It is also soft, hence carving on it is easier. The wood comes from various places, including Valsad and Gandhidham. Whenever a tree falls in the jungle of Valsad, it is auctioned. Some of the highest bidders sell it in Pethapur, where it is bought by these craftsmen.
They also get wood from the houses of merchants of Pethapur who have migrated to other cities.
Their houses have pillars made of teak, which the craftsmen buy to repurpose.
The wood is cut into slabs and kept immersed in water for some days to season it. It is then left to dry completely for six to eight months. This prevents the wood from warping later on.
The wooden slabs are cut into small rectangular, square, or oval blocks. These blocks are seasoned again by keeping them immersed in groundnut oil for three days before they are dried completely. This process makes the blocks stronger.
The surface is then smoothed with files and similar tools. It is polished by rubbing on a wet khaara stone, which is procured from Rajasthan.
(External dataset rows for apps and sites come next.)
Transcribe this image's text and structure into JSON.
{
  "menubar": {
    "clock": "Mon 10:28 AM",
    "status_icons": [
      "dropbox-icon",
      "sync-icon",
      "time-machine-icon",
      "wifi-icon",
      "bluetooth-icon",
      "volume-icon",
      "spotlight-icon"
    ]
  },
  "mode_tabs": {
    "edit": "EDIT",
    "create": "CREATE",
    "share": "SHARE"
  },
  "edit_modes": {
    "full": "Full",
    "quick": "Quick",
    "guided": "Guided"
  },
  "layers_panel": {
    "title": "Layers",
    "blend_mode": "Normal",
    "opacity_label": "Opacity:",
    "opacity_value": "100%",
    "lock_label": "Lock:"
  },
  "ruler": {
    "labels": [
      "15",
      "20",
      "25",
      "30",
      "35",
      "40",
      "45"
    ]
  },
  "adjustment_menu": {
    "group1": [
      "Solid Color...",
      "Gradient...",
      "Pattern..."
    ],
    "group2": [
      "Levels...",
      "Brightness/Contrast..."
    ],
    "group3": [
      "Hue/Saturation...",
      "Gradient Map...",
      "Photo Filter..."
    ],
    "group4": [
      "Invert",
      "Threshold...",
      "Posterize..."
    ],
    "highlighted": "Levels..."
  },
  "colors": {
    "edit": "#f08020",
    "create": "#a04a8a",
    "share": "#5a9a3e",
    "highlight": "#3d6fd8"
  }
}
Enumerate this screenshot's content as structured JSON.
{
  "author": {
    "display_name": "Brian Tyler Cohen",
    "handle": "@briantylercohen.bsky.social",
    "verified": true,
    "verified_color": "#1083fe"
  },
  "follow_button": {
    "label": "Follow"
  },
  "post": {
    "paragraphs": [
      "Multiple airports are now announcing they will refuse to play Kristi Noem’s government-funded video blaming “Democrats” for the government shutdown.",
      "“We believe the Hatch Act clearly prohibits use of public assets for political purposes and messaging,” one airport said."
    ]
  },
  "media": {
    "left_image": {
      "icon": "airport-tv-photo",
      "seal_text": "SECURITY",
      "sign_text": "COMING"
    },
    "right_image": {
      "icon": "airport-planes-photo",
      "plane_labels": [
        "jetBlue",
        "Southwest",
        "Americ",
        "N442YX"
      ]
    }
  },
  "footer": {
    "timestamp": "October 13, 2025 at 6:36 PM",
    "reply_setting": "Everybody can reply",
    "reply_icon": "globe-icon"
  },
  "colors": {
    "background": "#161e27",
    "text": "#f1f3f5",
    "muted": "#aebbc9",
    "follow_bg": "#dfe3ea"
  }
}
The surface is checked again and again with the help of a rule to ensure it is perfectly smooth. Even a slight roughness on the block will spoil the design when printed.
White poster color is then applied to the block, and the design to be carved is drawn on it with a pencil or needle, always in double lines, and in the mirror image of the design to be printed. Knowledge of geometry is very important when drawing the designs on the blocks. The design is colored to identify the difference between parts that are to be retained and those to be removed and discarded—the colored part is the part to be retained. The block is then carved with chisels,
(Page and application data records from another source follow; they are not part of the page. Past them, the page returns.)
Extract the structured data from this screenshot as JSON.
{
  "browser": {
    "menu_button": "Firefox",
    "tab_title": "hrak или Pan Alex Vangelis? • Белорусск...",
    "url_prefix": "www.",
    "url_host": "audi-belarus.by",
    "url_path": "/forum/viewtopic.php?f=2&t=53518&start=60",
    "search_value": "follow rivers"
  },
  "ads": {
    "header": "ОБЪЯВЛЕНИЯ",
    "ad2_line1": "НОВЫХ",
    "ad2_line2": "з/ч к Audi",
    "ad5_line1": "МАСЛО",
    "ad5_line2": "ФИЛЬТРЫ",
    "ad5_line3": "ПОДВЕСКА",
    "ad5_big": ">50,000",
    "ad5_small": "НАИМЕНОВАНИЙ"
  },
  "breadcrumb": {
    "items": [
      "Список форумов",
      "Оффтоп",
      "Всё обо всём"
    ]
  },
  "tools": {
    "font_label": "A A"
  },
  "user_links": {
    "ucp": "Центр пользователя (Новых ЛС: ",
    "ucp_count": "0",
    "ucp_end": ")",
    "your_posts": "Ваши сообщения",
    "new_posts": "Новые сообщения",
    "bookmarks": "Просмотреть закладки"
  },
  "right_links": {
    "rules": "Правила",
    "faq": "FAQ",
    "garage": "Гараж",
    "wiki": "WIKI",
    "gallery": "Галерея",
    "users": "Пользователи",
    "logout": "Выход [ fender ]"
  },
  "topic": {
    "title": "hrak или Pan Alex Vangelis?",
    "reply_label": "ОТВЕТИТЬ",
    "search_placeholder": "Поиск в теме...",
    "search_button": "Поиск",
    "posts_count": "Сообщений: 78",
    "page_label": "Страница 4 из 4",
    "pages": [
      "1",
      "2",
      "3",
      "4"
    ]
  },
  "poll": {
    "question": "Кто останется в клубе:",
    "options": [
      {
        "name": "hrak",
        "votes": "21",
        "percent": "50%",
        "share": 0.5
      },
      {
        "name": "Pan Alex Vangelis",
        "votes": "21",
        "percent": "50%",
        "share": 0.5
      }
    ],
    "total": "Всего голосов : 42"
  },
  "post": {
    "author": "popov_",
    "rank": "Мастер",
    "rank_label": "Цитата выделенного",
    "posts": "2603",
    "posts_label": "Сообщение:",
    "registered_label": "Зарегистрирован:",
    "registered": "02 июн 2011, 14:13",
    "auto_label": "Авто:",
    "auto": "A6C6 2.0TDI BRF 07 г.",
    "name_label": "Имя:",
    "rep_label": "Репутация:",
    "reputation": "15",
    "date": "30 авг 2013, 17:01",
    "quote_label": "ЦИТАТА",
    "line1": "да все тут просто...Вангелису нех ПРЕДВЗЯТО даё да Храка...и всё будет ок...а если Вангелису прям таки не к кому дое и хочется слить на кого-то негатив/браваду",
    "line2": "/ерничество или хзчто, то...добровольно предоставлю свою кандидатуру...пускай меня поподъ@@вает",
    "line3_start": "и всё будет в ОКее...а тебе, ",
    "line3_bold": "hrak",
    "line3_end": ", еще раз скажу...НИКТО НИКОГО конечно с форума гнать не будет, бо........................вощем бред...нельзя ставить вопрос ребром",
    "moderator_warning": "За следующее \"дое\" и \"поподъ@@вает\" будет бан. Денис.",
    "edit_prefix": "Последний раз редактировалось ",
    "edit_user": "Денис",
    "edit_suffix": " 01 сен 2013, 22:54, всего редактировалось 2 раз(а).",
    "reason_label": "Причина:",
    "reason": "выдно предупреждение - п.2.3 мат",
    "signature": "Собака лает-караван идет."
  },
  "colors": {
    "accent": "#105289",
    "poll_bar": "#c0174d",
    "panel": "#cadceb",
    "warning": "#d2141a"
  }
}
hand-drills, wooden mallets, and so on. Tools handmade by the craftspeople themselves are used to carve finer details on the block—this work requires a lot of patience and skill. Holes are drilled in the blocks to allow air bubbles to pass through so that color doesn’t spread and the design doesn’t get smudged while printing, and handles are attached. The block is now ready for use.
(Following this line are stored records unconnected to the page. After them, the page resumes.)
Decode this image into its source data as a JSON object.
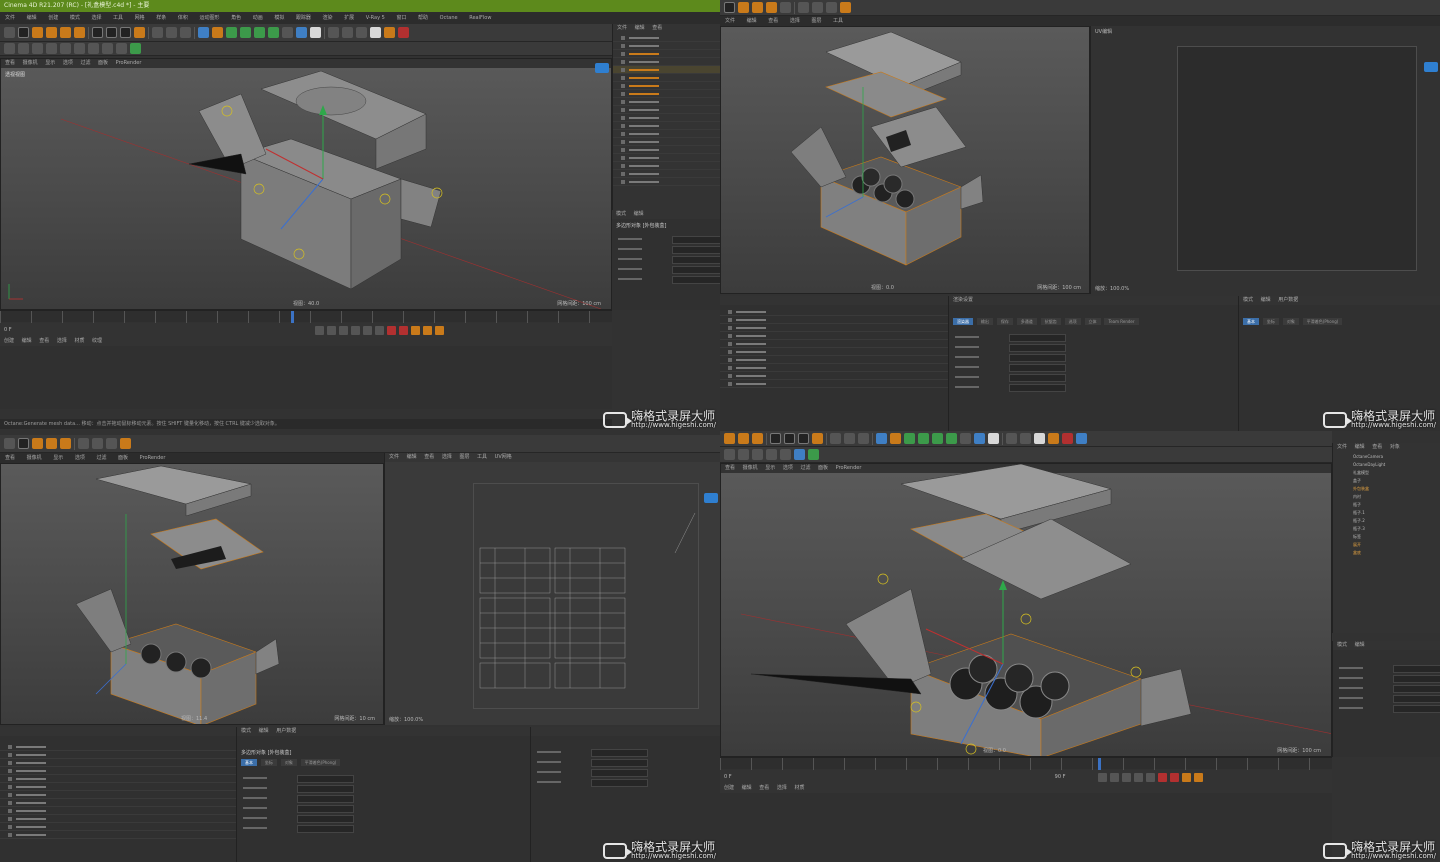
{
  "window": {
    "title": "Cinema 4D R21.207 (RC) - [礼盒模型.c4d *] - 主要"
  },
  "menu": {
    "items": [
      "文件",
      "编辑",
      "创建",
      "模式",
      "选择",
      "工具",
      "网格",
      "样条",
      "体积",
      "运动图形",
      "角色",
      "动画",
      "模拟",
      "跟踪器",
      "渲染",
      "扩展",
      "V-Ray 5",
      "窗口",
      "帮助",
      "Octane",
      "RealFlow"
    ]
  },
  "layout": {
    "label": "界面：启动"
  },
  "viewport_tabs": [
    "查看",
    "摄像机",
    "显示",
    "选项",
    "过滤",
    "面板",
    "ProRender"
  ],
  "viewport_name": "透视视图",
  "hud": {
    "q1_grid": "网格间距：100 cm",
    "q1_view": "视图：40.0",
    "q2_grid": "网格间距：100 cm",
    "q2_view": "视图：0.0",
    "q3_grid": "网格间距：10 cm",
    "q3_view": "视图：11.4",
    "q4_grid": "网格间距：100 cm",
    "q4_view": "视图：0.0",
    "uv_zoom": "缩放：100.0%"
  },
  "timeline": {
    "ticks": [
      "0",
      "5",
      "10",
      "15",
      "20",
      "25",
      "30",
      "35",
      "40",
      "45",
      "50",
      "55",
      "60",
      "65",
      "70",
      "75",
      "80",
      "85",
      "90"
    ],
    "current_frame": "0 F",
    "end_frame": "90 F",
    "frame_label": "45 F"
  },
  "object_manager": {
    "tabs": [
      "文件",
      "编辑",
      "查看",
      "对象",
      "标签",
      "书签"
    ],
    "items": [
      "OctaneCamera",
      "OctaneDayLight",
      "礼盒模型",
      "盖子",
      "外包装盒",
      "内衬",
      "瓶子",
      "瓶子.1",
      "瓶子.2",
      "瓶子.3",
      "标签",
      "展开",
      "盒底"
    ]
  },
  "attribute_manager": {
    "tabs": [
      "模式",
      "编辑",
      "用户数据"
    ],
    "title": "多边形对象 [外包装盒]",
    "sections": [
      "基本",
      "坐标",
      "对象",
      "平滑着色(Phong)"
    ],
    "fields": [
      "名称",
      "图层",
      "编辑器可见",
      "渲染器可见",
      "使用颜色",
      "显示颜色"
    ]
  },
  "material_panel": {
    "tabs": [
      "创建",
      "编辑",
      "查看",
      "选择",
      "材质",
      "纹理"
    ]
  },
  "uv_view": {
    "tabs": [
      "UV编辑",
      "文件",
      "编辑",
      "查看",
      "选择",
      "图层",
      "工具",
      "UV网格"
    ],
    "label": "UV编辑"
  },
  "render_settings": {
    "tabs": [
      "渲染器",
      "输出",
      "保存",
      "多通道",
      "抗锯齿",
      "选项",
      "立体",
      "Team Render",
      "材质覆写"
    ],
    "title": "渲染设置"
  },
  "watermark": {
    "brand": "嗨格式录屏大师",
    "url": "http://www.higeshi.com/"
  },
  "status": {
    "text": "Octane:Generate mesh data... 移动：点击并拖动鼠标移动元素。按住 SHIFT 键量化移动，按住 CTRL 键减少选取对象。"
  }
}
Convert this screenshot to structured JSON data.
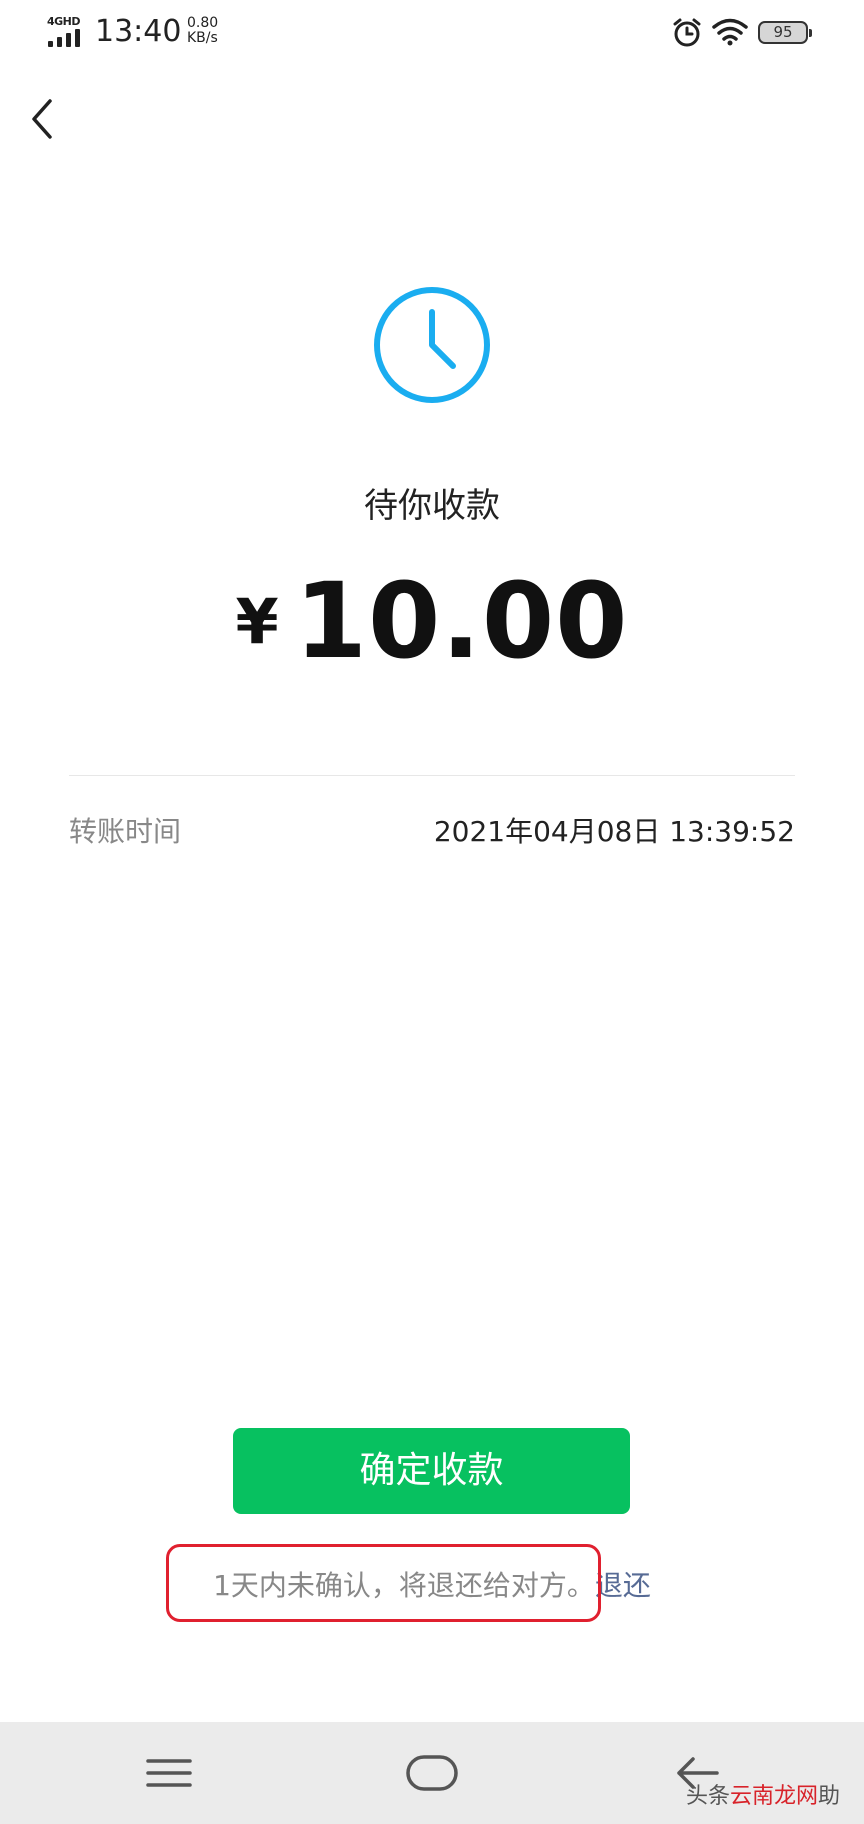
{
  "status_bar": {
    "network": "4GHD",
    "time": "13:40",
    "speed_value": "0.80",
    "speed_unit": "KB/s",
    "battery": "95"
  },
  "transfer": {
    "status_title": "待你收款",
    "currency_symbol": "¥",
    "amount": "10.00",
    "time_label": "转账时间",
    "time_value": "2021年04月08日 13:39:52"
  },
  "actions": {
    "confirm_label": "确定收款",
    "refund_note": "1天内未确认，将退还给对方。",
    "refund_link": "退还"
  },
  "watermark": {
    "prefix": "头条",
    "highlight": "云南龙网",
    "suffix": "助"
  },
  "colors": {
    "accent_green": "#07c160",
    "clock_blue": "#1aadf0",
    "link_blue": "#576b95",
    "highlight_red": "#e0202f"
  },
  "icons": [
    "back-arrow-icon",
    "clock-icon",
    "alarm-icon",
    "wifi-icon",
    "battery-icon",
    "menu-icon",
    "home-icon",
    "back-nav-icon"
  ]
}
Wooden block made by Mr. Satish Prajapati. © Shalini Sabikhi

The blocks are sold to Ajrakh, Batik, Sanganeri, Kutchi, Bagru, Dabu, Bagh, and pigment printers. The price of a block can range from INR 300 to INR 25,000 depending on its size, the intricacy of the design, and the number of colors to be used in printing. Blocks are known by different names according to their function. These include the rekh block (used for printing outlines, sometimes with brass wires or strips attached in the grooves on the wooden block), datta block (to fill colors), and gadda block (to fill four colors).
One block can be used to print 5,000 meters of fabric, and the size of the blocks varies from 2.5 x 2.5 cm to 25 x 25 cm.

Wall-frame made by Mr. Satish Prajapati. © Shalini Sabikhi

After every use, the blocks are washed properly and dried indoors completely to prevent them from getting damaged. If dried in the sun, the wet wood can crack.
The artisans also use their skill to make mehendi (henna) blocks, jewelry boxes, gift boxes, door handles, furniture, and other decorative articles. In the past there used to be about 300 people practicing this craft in Pethapur. But now the figure is dwindling as the younger generation prefers to pursue other occupations. At present only about twenty artisans still practice block making here.
Local consumers avoid buying block-printed fabrics as they are expensive due to the hard work put into their creation.
They prefer screen-printed fabrics as they cost less. Demand for block prints is higher in the international market, but there is now shortage of skilled artisans in Pethapur. To safeguard these skills and traditions, more products that make use of blocks should be designed and ways should be found to encourage more people to take an interest in and learn this art.